Problem details — Go through the records and extract every line with the word "Ctrl".

* * * *

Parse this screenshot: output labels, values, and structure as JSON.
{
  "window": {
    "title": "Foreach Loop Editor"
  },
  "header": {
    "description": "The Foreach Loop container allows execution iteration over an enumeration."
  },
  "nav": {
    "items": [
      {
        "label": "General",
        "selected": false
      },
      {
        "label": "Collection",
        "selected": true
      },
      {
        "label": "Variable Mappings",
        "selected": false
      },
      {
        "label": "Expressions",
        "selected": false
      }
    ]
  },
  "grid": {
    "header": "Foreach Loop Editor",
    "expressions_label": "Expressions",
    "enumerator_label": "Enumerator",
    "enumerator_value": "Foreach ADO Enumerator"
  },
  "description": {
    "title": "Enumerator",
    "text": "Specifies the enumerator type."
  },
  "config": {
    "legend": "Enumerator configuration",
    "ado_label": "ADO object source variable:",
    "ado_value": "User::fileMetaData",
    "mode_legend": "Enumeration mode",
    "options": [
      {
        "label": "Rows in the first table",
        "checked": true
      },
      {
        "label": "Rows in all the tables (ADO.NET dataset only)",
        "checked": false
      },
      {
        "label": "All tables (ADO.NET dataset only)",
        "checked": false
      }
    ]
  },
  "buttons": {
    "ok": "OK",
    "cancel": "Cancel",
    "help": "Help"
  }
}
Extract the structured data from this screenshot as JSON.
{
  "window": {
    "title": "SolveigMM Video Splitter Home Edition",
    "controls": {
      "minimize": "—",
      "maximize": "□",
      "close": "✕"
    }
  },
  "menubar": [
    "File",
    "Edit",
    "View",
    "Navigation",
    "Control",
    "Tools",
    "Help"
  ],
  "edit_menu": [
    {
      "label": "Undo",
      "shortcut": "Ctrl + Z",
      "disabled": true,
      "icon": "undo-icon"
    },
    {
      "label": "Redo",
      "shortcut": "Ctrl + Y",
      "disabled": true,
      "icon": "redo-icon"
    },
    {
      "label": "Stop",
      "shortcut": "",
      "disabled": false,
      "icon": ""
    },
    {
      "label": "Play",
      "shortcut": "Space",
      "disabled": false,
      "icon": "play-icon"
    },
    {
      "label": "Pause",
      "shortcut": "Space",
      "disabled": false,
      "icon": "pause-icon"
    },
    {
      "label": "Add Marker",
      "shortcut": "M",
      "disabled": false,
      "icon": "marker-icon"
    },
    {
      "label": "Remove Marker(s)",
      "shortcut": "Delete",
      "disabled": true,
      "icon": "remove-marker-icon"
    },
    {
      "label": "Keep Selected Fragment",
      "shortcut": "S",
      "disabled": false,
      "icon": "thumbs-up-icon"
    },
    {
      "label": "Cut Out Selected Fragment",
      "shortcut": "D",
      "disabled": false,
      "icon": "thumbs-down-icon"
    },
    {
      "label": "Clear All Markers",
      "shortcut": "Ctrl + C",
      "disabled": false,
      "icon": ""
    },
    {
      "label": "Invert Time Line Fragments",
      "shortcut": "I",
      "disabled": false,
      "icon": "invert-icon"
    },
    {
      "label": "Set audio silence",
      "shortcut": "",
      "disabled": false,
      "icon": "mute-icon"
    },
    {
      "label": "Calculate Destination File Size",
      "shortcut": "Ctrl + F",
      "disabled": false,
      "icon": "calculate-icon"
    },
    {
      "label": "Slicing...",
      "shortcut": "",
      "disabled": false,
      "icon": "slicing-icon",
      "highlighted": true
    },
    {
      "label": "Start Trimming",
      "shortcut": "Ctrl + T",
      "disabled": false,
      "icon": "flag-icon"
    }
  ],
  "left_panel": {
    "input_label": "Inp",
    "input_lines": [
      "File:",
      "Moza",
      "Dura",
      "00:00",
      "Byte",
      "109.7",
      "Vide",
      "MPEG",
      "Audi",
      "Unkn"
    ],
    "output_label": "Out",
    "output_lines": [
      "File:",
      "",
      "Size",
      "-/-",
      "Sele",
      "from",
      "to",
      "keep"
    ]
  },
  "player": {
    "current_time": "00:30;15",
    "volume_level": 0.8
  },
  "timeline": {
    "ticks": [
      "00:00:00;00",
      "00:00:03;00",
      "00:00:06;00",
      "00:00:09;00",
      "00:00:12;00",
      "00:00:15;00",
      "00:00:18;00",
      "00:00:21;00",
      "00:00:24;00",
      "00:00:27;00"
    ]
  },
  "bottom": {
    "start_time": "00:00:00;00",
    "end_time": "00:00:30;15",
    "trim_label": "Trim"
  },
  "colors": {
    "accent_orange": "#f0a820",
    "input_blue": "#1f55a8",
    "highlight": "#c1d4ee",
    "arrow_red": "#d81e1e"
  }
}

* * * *

Solution to the exercise —
      "shortcut": "Ctrl + Z",
      "shortcut": "Ctrl + Y",
      "shortcut": "Ctrl + C",
      "shortcut": "Ctrl + F",
      "shortcut": "Ctrl + T",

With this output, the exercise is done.